Though the situation in Ukraine is often compared to similar standoffs in Georgia or Moldova, where Russia has sent troops to intervene on behalf of breakaway regions and undermine the forging of ties with Europe, Russia may not be satisfied with an ambiguous, pseudo-resolution in Ukraine like those in Georgia or Moldova. “These frozen conflicts live off the ambiguity that they haven’t been settled by any treaty, but in Ukraine’s case the Black Sea fleet in Crimea is too important to Russia for an ambiguous solution,” said Joerg Forbrig, and Eastern Europe expert with the German Marshall Fund.
It is unclear just how Putin can be convinced to sit down with Ukraine’s new government, who he has decried as illegitimate, while Prime Minister Dmitry Medvedev has called their revolution an “armed mutiny.” On Wednesday, French Foreign Minister Laurent Fabius said that while envoys from Russia, Ukraine, France, the U.K. and the U.S. were engaged in negotiations, they are not yet necessarily sitting at the same time, hinting at an early stumbling block for the diplomatic effort.
There has been no love lost between Putin and Ukraine’s ousted former president Viktor Yanukovich, who Putin has criticized for not cracking down more harshly on the mass demonstrations in Kiev that ultimately toppled his pro-Russian government. Still, bringing the deposed president to talks as Russia’s pawn might be a workaround that allows for "multilateral" negotiations without undermining the Kremlin's stance that Yanukovich remains the legitimate ruler of Ukraine.

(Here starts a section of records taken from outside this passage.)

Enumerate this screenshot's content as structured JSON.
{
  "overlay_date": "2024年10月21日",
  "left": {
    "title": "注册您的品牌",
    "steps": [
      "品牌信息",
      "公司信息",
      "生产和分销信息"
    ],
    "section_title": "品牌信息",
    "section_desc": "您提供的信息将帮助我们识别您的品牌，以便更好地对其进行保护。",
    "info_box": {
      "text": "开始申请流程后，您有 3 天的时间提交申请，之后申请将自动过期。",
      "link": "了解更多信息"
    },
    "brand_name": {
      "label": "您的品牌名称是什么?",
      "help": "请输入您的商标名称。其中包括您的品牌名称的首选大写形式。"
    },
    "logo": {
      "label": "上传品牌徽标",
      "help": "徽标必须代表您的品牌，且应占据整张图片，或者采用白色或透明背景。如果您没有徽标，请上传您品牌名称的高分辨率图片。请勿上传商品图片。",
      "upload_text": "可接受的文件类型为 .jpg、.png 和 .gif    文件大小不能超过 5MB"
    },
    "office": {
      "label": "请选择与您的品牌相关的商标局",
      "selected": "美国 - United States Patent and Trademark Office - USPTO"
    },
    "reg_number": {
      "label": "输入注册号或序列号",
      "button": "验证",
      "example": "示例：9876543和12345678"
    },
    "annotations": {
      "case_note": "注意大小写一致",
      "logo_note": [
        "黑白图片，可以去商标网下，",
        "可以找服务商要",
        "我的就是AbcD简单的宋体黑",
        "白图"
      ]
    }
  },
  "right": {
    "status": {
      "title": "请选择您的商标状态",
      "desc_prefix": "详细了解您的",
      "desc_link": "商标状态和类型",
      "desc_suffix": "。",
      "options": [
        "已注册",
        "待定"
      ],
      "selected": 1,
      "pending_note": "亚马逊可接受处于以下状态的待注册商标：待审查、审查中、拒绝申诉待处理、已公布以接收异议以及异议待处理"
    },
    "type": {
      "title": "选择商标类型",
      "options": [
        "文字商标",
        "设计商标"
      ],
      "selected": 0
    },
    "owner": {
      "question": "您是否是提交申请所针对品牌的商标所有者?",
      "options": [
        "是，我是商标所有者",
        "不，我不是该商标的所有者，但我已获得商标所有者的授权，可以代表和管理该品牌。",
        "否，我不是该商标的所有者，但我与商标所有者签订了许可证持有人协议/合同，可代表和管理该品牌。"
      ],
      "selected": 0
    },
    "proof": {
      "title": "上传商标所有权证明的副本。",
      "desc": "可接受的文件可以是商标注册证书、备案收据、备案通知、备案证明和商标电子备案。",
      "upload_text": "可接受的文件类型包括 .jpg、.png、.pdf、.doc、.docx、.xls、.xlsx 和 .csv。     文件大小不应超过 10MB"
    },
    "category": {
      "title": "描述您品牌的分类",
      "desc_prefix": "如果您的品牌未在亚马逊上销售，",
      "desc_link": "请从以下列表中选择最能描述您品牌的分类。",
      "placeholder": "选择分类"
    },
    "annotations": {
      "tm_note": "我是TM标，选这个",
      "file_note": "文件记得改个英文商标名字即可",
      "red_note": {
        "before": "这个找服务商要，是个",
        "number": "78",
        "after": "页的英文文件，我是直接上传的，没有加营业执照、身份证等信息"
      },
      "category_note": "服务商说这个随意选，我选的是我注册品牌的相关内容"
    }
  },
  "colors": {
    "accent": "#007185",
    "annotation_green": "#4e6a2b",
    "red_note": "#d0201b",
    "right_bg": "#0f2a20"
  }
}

A second stipulation likely necessary to bring Putin to the table is that he be able to stage a face-saving exit from Ukraine. Russians have by and large approved of Putin’s aggressive handling of the Ukraine situation, which many in Russia view as a front in the revived Cold War, and there is risk that if Putin appears to bend to Western pressure he might undo those gains at home. Putin will want to walk away from talks with something to show for it, and an autonomous Crimea seems the most likely prize.
In an op-ed for the New York Times on Thursday, Ruslan Pukhov, Director of the Moscow-based Centre for Analysis of Strategies and Technologies, argued that autonomy for Crimea was Putin's foremost goal all along. "Mr. Putin is seeking to strong-arm the new, weak and unstable government in Kiev into agreeing to full autonomy for Crimea rather than risk a full scale invasion into Ukraine and a partition that chops off the country’s entire south and east," he wrote. In other words, Crimea is the price the new government of Ukraine must pay for scorning Russia.
Even if that is an acceptable, or at least an inevitable concession, diplomats and the interim government in Kiev will be walking on eggshells. As Putin said in his Tuesday press conference, Russia has reserved the right to ramp up its military movements once again. Whatever steps toward de-escalation are taken over the next few days could unravel if an errant bullet should strike an ethnic Russian anywhere in Ukraine, providing Russia with the pretext it needs for a full-on invasion under the auspices of protecting the majority ethnic Russian population on the peninsula.
That looming threat underlines the final — and most critical — component to any de-escalation effort: Ukraine must continue to stand back even as its territorial integrity is violated. If that means abandoning Crimea, analysts say, so be it.
“I think it is already lost at this point,” said Stoner-Weiss. “The question is will it be lost bloodlessly, or will Ukraine fight back and stage a losing battle.”